Itaipú Dam It is located north of the town of Ciudad del Este, Paraguay. Itaipú Dam on the Upper Paraná River, north of Ciudad del Este, Paraguay.

Why do we need hydroelectric power plants in Brazil?

Brazil’s rapid economic growth over the last decade has provoked a huge demand for new and stable sources of energy, especially to supply its growing industries. In Brazil, hydroelectric power plants produce over 85% of the electrical energy. The Government has decided to construct new hydroelectric dams to guarantee national energy security.

Is Brazil planning a hydroelectric dam in the Amazon?

Retrieved 24 January 2011. ^ ” (Reuters) – Brazil is planning a massive hydroelectric dam in the Amazon region that has sparked controversy over its environmental impact and its displacement of residents”. Reuters. 20 April 2010. Retrieved 24 January 2011.

Where does Brazil get its energy from the Itaipu Dam?

Approximately 90% of the energy generated by the plant is used by Brazil. The Itaipu dam and the hydroelectric plant are on the Paraná River. The construction of the dam began in February 1971 and cost $19.6bn. The first unit began generating power in May 1984 and the second generating unit started operating the same year.

What are the three major dams in Brazil?

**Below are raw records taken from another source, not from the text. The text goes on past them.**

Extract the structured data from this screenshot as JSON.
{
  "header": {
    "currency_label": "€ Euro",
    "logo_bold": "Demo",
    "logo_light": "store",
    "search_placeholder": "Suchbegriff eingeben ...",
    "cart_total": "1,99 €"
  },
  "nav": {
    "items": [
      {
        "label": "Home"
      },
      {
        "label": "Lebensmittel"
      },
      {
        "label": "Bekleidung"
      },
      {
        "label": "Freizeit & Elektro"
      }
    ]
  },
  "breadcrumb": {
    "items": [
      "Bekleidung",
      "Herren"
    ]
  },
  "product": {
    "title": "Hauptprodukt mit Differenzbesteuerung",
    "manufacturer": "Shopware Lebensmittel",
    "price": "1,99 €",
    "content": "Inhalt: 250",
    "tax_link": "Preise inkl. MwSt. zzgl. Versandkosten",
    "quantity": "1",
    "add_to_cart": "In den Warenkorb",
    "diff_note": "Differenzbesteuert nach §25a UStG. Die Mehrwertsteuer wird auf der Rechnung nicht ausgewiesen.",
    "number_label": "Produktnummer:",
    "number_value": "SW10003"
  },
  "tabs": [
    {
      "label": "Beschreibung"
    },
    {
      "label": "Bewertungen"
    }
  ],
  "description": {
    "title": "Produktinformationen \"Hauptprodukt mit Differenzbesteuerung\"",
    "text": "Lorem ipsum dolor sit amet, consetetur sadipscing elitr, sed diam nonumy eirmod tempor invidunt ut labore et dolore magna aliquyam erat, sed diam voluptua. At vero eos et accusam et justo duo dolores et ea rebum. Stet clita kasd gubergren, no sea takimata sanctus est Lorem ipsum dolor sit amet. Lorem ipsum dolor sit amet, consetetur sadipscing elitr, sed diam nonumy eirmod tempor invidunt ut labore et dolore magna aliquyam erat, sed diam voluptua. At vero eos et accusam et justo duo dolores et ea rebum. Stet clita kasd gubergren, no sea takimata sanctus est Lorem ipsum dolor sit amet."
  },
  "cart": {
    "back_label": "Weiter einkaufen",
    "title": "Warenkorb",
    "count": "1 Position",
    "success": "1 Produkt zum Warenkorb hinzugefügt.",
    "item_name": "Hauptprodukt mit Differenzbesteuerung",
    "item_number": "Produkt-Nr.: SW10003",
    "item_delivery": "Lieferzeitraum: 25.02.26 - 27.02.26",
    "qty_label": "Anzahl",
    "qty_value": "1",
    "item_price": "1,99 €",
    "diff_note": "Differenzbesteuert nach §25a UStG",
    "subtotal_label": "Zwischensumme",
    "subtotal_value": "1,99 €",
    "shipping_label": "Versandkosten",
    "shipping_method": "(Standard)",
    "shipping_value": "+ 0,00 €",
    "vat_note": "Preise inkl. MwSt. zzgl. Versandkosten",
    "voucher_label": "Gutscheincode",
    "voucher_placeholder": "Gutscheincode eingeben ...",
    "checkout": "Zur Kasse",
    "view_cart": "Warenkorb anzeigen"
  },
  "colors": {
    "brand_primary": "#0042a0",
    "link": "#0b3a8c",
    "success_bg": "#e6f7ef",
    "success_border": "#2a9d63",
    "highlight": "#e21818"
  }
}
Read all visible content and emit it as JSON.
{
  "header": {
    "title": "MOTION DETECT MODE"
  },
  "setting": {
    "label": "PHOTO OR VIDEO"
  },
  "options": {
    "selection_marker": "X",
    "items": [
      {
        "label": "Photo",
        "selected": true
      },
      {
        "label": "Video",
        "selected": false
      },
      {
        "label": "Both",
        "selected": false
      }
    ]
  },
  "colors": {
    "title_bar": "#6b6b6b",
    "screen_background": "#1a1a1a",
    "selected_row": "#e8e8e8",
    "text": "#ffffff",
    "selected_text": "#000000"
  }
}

These were: Kararaô (called Belo Monte after 1989), Babaquara (called Altamira after 1998) which was the next upstream. Four other dams were planned upstream as well and they include the Ipixuna, Kakraimoro, Iriri and Jarina.